Write out every entry below word for word, leaving nothing out.

------------

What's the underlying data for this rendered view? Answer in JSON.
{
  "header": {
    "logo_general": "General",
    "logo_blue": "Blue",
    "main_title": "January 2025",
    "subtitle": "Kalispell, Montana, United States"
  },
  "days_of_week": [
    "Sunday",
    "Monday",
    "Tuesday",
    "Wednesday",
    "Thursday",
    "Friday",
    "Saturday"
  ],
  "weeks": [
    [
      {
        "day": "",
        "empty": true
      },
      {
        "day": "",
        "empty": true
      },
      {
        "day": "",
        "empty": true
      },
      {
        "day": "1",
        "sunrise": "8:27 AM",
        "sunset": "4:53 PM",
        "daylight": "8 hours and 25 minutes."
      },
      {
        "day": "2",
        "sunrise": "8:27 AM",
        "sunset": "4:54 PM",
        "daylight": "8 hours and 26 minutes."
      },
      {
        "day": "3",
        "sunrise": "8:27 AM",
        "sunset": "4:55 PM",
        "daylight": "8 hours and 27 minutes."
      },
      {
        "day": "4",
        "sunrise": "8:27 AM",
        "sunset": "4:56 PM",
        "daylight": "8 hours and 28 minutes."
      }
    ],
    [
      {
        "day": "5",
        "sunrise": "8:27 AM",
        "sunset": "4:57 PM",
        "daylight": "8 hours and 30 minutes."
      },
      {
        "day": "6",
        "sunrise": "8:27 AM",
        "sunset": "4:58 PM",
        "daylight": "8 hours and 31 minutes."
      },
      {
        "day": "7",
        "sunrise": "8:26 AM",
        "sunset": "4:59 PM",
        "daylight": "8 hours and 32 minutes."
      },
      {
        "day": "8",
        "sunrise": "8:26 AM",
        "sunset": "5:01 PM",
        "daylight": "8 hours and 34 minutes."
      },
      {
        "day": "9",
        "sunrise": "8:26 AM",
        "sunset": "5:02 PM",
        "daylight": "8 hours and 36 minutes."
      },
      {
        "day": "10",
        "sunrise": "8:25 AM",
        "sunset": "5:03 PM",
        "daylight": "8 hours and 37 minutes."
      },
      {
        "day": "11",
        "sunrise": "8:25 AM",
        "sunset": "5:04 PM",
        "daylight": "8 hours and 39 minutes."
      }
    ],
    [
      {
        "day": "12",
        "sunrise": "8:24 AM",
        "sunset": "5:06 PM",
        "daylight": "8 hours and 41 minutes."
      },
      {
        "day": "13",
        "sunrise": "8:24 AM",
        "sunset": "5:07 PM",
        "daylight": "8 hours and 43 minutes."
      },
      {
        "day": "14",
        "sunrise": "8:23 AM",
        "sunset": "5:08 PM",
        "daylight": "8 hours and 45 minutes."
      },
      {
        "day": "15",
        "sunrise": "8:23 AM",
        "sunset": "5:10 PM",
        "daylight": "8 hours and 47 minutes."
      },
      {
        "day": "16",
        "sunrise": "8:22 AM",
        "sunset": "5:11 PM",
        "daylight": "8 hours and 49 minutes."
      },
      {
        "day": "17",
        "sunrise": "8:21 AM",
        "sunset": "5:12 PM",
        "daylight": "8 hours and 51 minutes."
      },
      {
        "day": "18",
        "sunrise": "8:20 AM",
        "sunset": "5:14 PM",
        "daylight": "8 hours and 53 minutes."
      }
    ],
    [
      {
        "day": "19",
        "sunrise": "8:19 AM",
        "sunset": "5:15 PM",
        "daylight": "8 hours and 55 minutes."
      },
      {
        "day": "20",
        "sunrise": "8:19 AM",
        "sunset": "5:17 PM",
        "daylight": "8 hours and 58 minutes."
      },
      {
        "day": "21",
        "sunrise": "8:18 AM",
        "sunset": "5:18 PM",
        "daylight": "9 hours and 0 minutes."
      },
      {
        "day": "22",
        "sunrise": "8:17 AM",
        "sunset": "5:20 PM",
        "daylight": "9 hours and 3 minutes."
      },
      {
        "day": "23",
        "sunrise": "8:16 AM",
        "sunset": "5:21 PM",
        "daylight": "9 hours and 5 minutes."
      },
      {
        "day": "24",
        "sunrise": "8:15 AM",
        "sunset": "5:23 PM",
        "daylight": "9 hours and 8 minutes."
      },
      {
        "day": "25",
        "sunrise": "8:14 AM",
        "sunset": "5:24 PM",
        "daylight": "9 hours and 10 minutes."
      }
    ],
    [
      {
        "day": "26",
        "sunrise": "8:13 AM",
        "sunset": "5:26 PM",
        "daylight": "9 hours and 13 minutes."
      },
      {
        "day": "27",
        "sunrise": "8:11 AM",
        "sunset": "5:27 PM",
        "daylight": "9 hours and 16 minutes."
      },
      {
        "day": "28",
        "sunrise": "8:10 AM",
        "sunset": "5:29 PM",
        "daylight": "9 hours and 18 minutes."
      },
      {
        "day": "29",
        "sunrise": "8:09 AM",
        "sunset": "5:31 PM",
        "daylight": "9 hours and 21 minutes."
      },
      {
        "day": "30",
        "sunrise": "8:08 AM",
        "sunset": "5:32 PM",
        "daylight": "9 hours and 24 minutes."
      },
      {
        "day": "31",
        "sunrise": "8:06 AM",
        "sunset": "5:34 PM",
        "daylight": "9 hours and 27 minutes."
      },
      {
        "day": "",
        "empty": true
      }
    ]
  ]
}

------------

Response to the exercise:
What's the underlying data for this rendered view? Answer in JSON.
{
  "header": {
    "logo_general": "General",
    "logo_blue": "Blue",
    "main_title": "January 2025",
    "subtitle": "Kalispell, Montana, United States"
  },
  "days_of_week": [
    "Sunday",
    "Monday",
    "Tuesday",
    "Wednesday",
    "Thursday",
    "Friday",
    "Saturday"
  ],
  "weeks": [
    [
      {
        "day": "",
        "empty": true
      },
      {
        "day": "",
        "empty": true
      },
      {
        "day": "",
        "empty": true
      },
      {
        "day": "1",
        "sunrise": "8:27 AM",
        "sunset": "4:53 PM",
        "daylight": "8 hours and 25 minutes."
      },
      {
        "day": "2",
        "sunrise": "8:27 AM",
        "sunset": "4:54 PM",
        "daylight": "8 hours and 26 minutes."
      },
      {
        "day": "3",
        "sunrise": "8:27 AM",
        "sunset": "4:55 PM",
        "daylight": "8 hours and 27 minutes."
      },
      {
        "day": "4",
        "sunrise": "8:27 AM",
        "sunset": "4:56 PM",
        "daylight": "8 hours and 28 minutes."
      }
    ],
    [
      {
        "day": "5",
        "sunrise": "8:27 AM",
        "sunset": "4:57 PM",
        "daylight": "8 hours and 30 minutes."
      },
      {
        "day": "6",
        "sunrise": "8:27 AM",
        "sunset": "4:58 PM",
        "daylight": "8 hours and 31 minutes."
      },
      {
        "day": "7",
        "sunrise": "8:26 AM",
        "sunset": "4:59 PM",
        "daylight": "8 hours and 32 minutes."
      },
      {
        "day": "8",
        "sunrise": "8:26 AM",
        "sunset": "5:01 PM",
        "daylight": "8 hours and 34 minutes."
      },
      {
        "day": "9",
        "sunrise": "8:26 AM",
        "sunset": "5:02 PM",
        "daylight": "8 hours and 36 minutes."
      },
      {
        "day": "10",
        "sunrise": "8:25 AM",
        "sunset": "5:03 PM",
        "daylight": "8 hours and 37 minutes."
      },
      {
        "day": "11",
        "sunrise": "8:25 AM",
        "sunset": "5:04 PM",
        "daylight": "8 hours and 39 minutes."
      }
    ],
    [
      {
        "day": "12",
        "sunrise": "8:24 AM",
        "sunset": "5:06 PM",
        "daylight": "8 hours and 41 minutes."
      },
      {
        "day": "13",
        "sunrise": "8:24 AM",
        "sunset": "5:07 PM",
        "daylight": "8 hours and 43 minutes."
      },
      {
        "day": "14",
        "sunrise": "8:23 AM",
        "sunset": "5:08 PM",
        "daylight": "8 hours and 45 minutes."
      },
      {
        "day": "15",
        "sunrise": "8:23 AM",
        "sunset": "5:10 PM",
        "daylight": "8 hours and 47 minutes."
      },
      {
        "day": "16",
        "sunrise": "8:22 AM",
        "sunset": "5:11 PM",
        "daylight": "8 hours and 49 minutes."
      },
      {
        "day": "17",
        "sunrise": "8:21 AM",
        "sunset": "5:12 PM",
        "daylight": "8 hours and 51 minutes."
      },
      {
        "day": "18",
        "sunrise": "8:20 AM",
        "sunset": "5:14 PM",
        "daylight": "8 hours and 53 minutes."
      }
    ],
    [
      {
        "day": "19",
        "sunrise": "8:19 AM",
        "sunset": "5:15 PM",
        "daylight": "8 hours and 55 minutes."
      },
      {
        "day": "20",
        "sunrise": "8:19 AM",
        "sunset": "5:17 PM",
        "daylight": "8 hours and 58 minutes."
      },
      {
        "day": "21",
        "sunrise": "8:18 AM",
        "sunset": "5:18 PM",
        "daylight": "9 hours and 0 minutes."
      },
      {
        "day": "22",
        "sunrise": "8:17 AM",
        "sunset": "5:20 PM",
        "daylight": "9 hours and 3 minutes."
      },
      {
        "day": "23",
        "sunrise": "8:16 AM",
        "sunset": "5:21 PM",
        "daylight": "9 hours and 5 minutes."
      },
      {
        "day": "24",
        "sunrise": "8:15 AM",
        "sunset": "5:23 PM",
        "daylight": "9 hours and 8 minutes."
      },
      {
        "day": "25",
        "sunrise": "8:14 AM",
        "sunset": "5:24 PM",
        "daylight": "9 hours and 10 minutes."
      }
    ],
    [
      {
        "day": "26",
        "sunrise": "8:13 AM",
        "sunset": "5:26 PM",
        "daylight": "9 hours and 13 minutes."
      },
      {
        "day": "27",
        "sunrise": "8:11 AM",
        "sunset": "5:27 PM",
        "daylight": "9 hours and 16 minutes."
      },
      {
        "day": "28",
        "sunrise": "8:10 AM",
        "sunset": "5:29 PM",
        "daylight": "9 hours and 18 minutes."
      },
      {
        "day": "29",
        "sunrise": "8:09 AM",
        "sunset": "5:31 PM",
        "daylight": "9 hours and 21 minutes."
      },
      {
        "day": "30",
        "sunrise": "8:08 AM",
        "sunset": "5:32 PM",
        "daylight": "9 hours and 24 minutes."
      },
      {
        "day": "31",
        "sunrise": "8:06 AM",
        "sunset": "5:34 PM",
        "daylight": "9 hours and 27 minutes."
      },
      {
        "day": "",
        "empty": true
      }
    ]
  ]
}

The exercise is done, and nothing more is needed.